### [RECORDS FOR THE EXERCISE]

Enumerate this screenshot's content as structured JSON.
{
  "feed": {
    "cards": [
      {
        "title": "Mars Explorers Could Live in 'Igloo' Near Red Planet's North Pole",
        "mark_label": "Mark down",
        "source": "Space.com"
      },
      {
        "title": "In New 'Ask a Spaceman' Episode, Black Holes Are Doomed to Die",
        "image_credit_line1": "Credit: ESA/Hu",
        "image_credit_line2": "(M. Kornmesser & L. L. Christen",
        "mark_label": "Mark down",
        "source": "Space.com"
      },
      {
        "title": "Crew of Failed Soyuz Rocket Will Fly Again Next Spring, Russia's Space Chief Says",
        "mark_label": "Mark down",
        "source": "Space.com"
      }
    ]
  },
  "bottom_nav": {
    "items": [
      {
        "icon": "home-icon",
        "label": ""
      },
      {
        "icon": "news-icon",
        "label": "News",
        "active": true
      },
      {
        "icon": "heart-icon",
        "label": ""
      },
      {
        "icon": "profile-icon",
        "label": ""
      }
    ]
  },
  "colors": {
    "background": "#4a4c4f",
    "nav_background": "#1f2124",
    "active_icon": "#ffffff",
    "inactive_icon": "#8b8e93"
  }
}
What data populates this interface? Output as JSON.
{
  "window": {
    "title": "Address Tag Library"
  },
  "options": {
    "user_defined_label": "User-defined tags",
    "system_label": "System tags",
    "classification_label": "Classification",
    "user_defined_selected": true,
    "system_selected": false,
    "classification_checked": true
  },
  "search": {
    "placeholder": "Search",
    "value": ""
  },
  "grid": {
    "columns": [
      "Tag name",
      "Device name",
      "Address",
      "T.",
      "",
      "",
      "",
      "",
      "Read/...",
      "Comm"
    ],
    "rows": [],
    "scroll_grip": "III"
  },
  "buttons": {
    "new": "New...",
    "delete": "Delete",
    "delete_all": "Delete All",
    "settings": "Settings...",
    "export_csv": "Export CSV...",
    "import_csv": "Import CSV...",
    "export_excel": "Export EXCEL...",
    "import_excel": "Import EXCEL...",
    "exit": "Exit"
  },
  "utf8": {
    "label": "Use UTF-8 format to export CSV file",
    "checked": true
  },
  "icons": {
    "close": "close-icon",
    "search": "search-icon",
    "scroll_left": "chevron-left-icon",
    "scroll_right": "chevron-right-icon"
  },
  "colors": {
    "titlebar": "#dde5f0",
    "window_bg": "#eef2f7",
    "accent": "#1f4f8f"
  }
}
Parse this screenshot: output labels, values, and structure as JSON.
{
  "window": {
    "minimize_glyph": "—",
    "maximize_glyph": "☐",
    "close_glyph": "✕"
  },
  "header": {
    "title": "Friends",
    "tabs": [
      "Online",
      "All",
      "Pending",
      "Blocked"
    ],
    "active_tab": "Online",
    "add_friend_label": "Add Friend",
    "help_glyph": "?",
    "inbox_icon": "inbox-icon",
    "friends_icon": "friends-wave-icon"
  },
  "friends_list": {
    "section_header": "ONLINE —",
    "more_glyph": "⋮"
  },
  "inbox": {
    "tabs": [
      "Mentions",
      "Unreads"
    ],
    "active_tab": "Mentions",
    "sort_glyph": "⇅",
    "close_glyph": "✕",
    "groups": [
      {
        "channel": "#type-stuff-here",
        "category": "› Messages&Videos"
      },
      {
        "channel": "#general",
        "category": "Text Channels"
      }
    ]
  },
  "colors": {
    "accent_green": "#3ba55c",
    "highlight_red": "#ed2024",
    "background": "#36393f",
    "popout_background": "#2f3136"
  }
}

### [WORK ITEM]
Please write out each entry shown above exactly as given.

### [SOLUTION FOR THIS PROBLEM]
Enumerate this screenshot's content as structured JSON.
{
  "feed": {
    "cards": [
      {
        "title": "Mars Explorers Could Live in 'Igloo' Near Red Planet's North Pole",
        "mark_label": "Mark down",
        "source": "Space.com"
      },
      {
        "title": "In New 'Ask a Spaceman' Episode, Black Holes Are Doomed to Die",
        "image_credit_line1": "Credit: ESA/Hu",
        "image_credit_line2": "(M. Kornmesser & L. L. Christen",
        "mark_label": "Mark down",
        "source": "Space.com"
      },
      {
        "title": "Crew of Failed Soyuz Rocket Will Fly Again Next Spring, Russia's Space Chief Says",
        "mark_label": "Mark down",
        "source": "Space.com"
      }
    ]
  },
  "bottom_nav": {
    "items": [
      {
        "icon": "home-icon",
        "label": ""
      },
      {
        "icon": "news-icon",
        "label": "News",
        "active": true
      },
      {
        "icon": "heart-icon",
        "label": ""
      },
      {
        "icon": "profile-icon",
        "label": ""
      }
    ]
  },
  "colors": {
    "background": "#4a4c4f",
    "nav_background": "#1f2124",
    "active_icon": "#ffffff",
    "inactive_icon": "#8b8e93"
  }
}
What data populates this interface? Output as JSON.
{
  "window": {
    "title": "Address Tag Library"
  },
  "options": {
    "user_defined_label": "User-defined tags",
    "system_label": "System tags",
    "classification_label": "Classification",
    "user_defined_selected": true,
    "system_selected": false,
    "classification_checked": true
  },
  "search": {
    "placeholder": "Search",
    "value": ""
  },
  "grid": {
    "columns": [
      "Tag name",
      "Device name",
      "Address",
      "T.",
      "",
      "",
      "",
      "",
      "Read/...",
      "Comm"
    ],
    "rows": [],
    "scroll_grip": "III"
  },
  "buttons": {
    "new": "New...",
    "delete": "Delete",
    "delete_all": "Delete All",
    "settings": "Settings...",
    "export_csv": "Export CSV...",
    "import_csv": "Import CSV...",
    "export_excel": "Export EXCEL...",
    "import_excel": "Import EXCEL...",
    "exit": "Exit"
  },
  "utf8": {
    "label": "Use UTF-8 format to export CSV file",
    "checked": true
  },
  "icons": {
    "close": "close-icon",
    "search": "search-icon",
    "scroll_left": "chevron-left-icon",
    "scroll_right": "chevron-right-icon"
  },
  "colors": {
    "titlebar": "#dde5f0",
    "window_bg": "#eef2f7",
    "accent": "#1f4f8f"
  }
}
Parse this screenshot: output labels, values, and structure as JSON.
{
  "window": {
    "minimize_glyph": "—",
    "maximize_glyph": "☐",
    "close_glyph": "✕"
  },
  "header": {
    "title": "Friends",
    "tabs": [
      "Online",
      "All",
      "Pending",
      "Blocked"
    ],
    "active_tab": "Online",
    "add_friend_label": "Add Friend",
    "help_glyph": "?",
    "inbox_icon": "inbox-icon",
    "friends_icon": "friends-wave-icon"
  },
  "friends_list": {
    "section_header": "ONLINE —",
    "more_glyph": "⋮"
  },
  "inbox": {
    "tabs": [
      "Mentions",
      "Unreads"
    ],
    "active_tab": "Mentions",
    "sort_glyph": "⇅",
    "close_glyph": "✕",
    "groups": [
      {
        "channel": "#type-stuff-here",
        "category": "› Messages&Videos"
      },
      {
        "channel": "#general",
        "category": "Text Channels"
      }
    ]
  },
  "colors": {
    "accent_green": "#3ba55c",
    "highlight_red": "#ed2024",
    "background": "#36393f",
    "popout_background": "#2f3136"
  }
}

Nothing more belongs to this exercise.